The 2003 Chapel Hill spring count on May 4 was blessed with pleasant weather and a great showing of migrant passerines. We ended up with 126 species on count day, our highest in nine years, and 15153 birds, our highest ever. Our level of participation was well above average, but neither party hours nor party miles were near a record. The 84 birds per party hour is a record high, far above the average of 64. It was a good day.
The most outstanding find of the count was our first Common Tern, spotted by Doug Shadwick at Jordan Lake. For the first time ever we had two species of merganser - Judy Murray found a Hooded near Jordan Lake and Tom Driscoll found a Common at Eastwood Lake in Chapel Hill. Both are second records for the spring count. The only other near-rarities were the 2 Caspian Terns seen by Ginger Travis from her kayak - our sixth in 46 spring counts, but seen for the third count in a row.
We set a large number of record highs this year. Several of them were truly astounding, blowing the old record highs right out of the water. The 700 Double-crested Cormorants at Jordan Lake demolishes the old record of 399 set in 1986! Another blowout is the 88 Black Vultures (53 in 2001). Rob Gluck observed an estimated 1900 Chimney Swifts swarming aroung the post office chimney in downtown Chapel Hill at dusk, obliterating the old record of 343. We had exceptional record highs for several warblers - 180 Northern Parula (110 in 1983), 114 Black-throated Blue (64 in 1983), and 13 Black-throated Green (6 in 1997). Nesting Song Sparrows continue to rapidly colonize urban and suburban Chapel Hill - we had 53 this year (29 in 2002, just 1 in 1996).

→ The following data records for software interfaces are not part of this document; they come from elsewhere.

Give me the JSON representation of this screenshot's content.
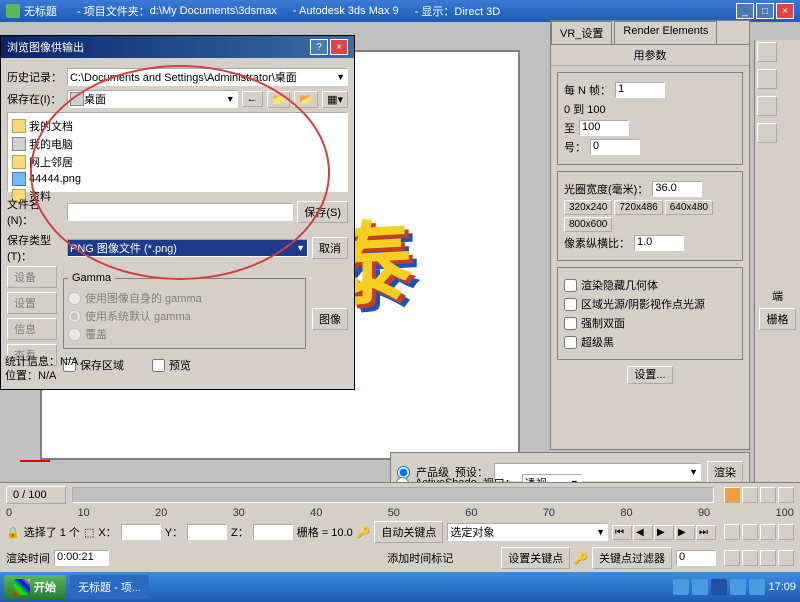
{
  "app": {
    "title_prefix": "无标题",
    "project_label": "- 项目文件夹：",
    "project_path": "d:\\My Documents\\3dsmax",
    "product": "- Autodesk 3ds Max 9",
    "display_label": "- 显示",
    "display_value": "：Direct 3D"
  },
  "viewport_text": "泰",
  "render_panel": {
    "tabs": [
      "VR_设置",
      "Render Elements"
    ],
    "group_title": "用参数",
    "every_n_label": "每 N 帧：",
    "every_n_value": "1",
    "range_label": "0 到 100",
    "to_label": "至",
    "to_value": "100",
    "num_label": "号：",
    "num_value": "0",
    "aperture_label": "光圈宽度(毫米)：",
    "aperture_value": "36.0",
    "presets": [
      "320x240",
      "720x486",
      "640x480",
      "800x600"
    ],
    "pixel_aspect_label": "像素纵横比：",
    "pixel_aspect_value": "1.0",
    "hide_geom_label": "渲染隐藏几何体",
    "area_light_label": "区域光源/阴影视作点光源",
    "force_double_label": "强制双面",
    "super_black_label": "超级黑",
    "settings_btn": "设置...",
    "production_label": "产品级",
    "activeshade_label": "ActiveShade",
    "preset_label": "预设：",
    "viewport_label": "视口：",
    "viewport_value": "透视",
    "render_btn": "渲染"
  },
  "save_dialog": {
    "title": "浏览图像供输出",
    "history_label": "历史记录：",
    "history_value": "C:\\Documents and Settings\\Administrator\\桌面",
    "savein_label": "保存在(I)：",
    "savein_value": "桌面",
    "files": [
      {
        "icon": "folder",
        "name": "我的文档"
      },
      {
        "icon": "pc",
        "name": "我的电脑"
      },
      {
        "icon": "folder",
        "name": "网上邻居"
      },
      {
        "icon": "png",
        "name": "44444.png"
      },
      {
        "icon": "folder",
        "name": "资料"
      }
    ],
    "filename_label": "文件名(N)：",
    "filetype_label": "保存类型(T)：",
    "filetype_value": "PNG 图像文件 (*.png)",
    "save_btn": "保存(S)",
    "cancel_btn": "取消",
    "gamma_title": "Gamma",
    "gamma_own": "使用图像自身的 gamma",
    "gamma_system": "使用系统默认 gamma",
    "gamma_override": "覆盖",
    "image_btn": "图像",
    "save_region": "保存区域",
    "preview": "预览",
    "left_buttons": [
      "设备",
      "设置",
      "信息",
      "查看"
    ],
    "stats_label": "统计信息：",
    "stats_value": "N/A",
    "loc_label": "位置：",
    "loc_value": "N/A"
  },
  "timeline": {
    "range": "0 / 100",
    "marks": [
      "0",
      "10",
      "20",
      "30",
      "40",
      "50",
      "60",
      "70",
      "80",
      "90",
      "100"
    ],
    "selected_label": "选择了 1 个",
    "x_label": "X：",
    "y_label": "Y：",
    "z_label": "Z：",
    "grid_label": "栅格 = 10.0",
    "autokey_label": "自动关键点",
    "autokey_value": "选定对象",
    "setkey_label": "设置关键点",
    "keyfilter_label": "关键点过滤器",
    "render_time_label": "渲染时间",
    "render_time_value": "0:00:21",
    "addtime_label": "添加时间标记"
  },
  "taskbar": {
    "start": "开始",
    "task1": "无标题  - 项...",
    "time": "17:09"
  },
  "side": {
    "end_label": "端",
    "grid_label": "栅格"
  }
}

We set several more run-of-the-mill record highs - 25 Bald Eagle (21 in 2001), 11 Wild Turkey (10 in 2002), 64 Ruby-throated Hummingbird (61 in 2002), 296 Red-bellied Woodpecker (240 in 2002), 25 Hairy Woodpecker (20 in 1967), 77 Great Crested Flycatcher (76 in 2002), 97 White-breasted Nuthatch (75 in 2002), 4 Hermit Thrush (3 in 1985), 153 Ovenbird (138 in 2002), 95 Scarlet Tanager (94 in 1979), 26 Rose-breasted Grosbeak (24 in 1979), and 200 Brown-headed Cowbird (161 in 2002).
We did set one record low - not unexpected, but continuing a long gradual decline, we found only 12 Eastern Meadowlarks (old low 15 in 1997). From the 1960's through the 1980's we used to top 100 meadowlarks regularly. There's a nearly identical trend for Northern Bobwhite - our 4 this year isn't a record low (we missed them entirely in 1997), but pales in comparison to the 80+ counts of the 1960's through the mid 1980's. Wild Turkey is now the more common of the two; before 2000 it was a great rarity on the count.
This year honors for highest species count goes to Doug Shadwick with 83; he covers the peninsula at Jordan Lake between New Hope Creek and Morgan Creek. Top individual bird count, not surprisingly, goes to Rob Gluck, with 2395 birds (1900 of them Chimney Swifts!) in and around downtown Chapel Hill.
Weather in brief: low 55, high 69; no precipitation; wind NE 0-5 mph; cloudy-partly cloudy.
Thanks to all who helped count - it was a fun one!
Detailed Results (PDF format)
Chapel Hill Bird Club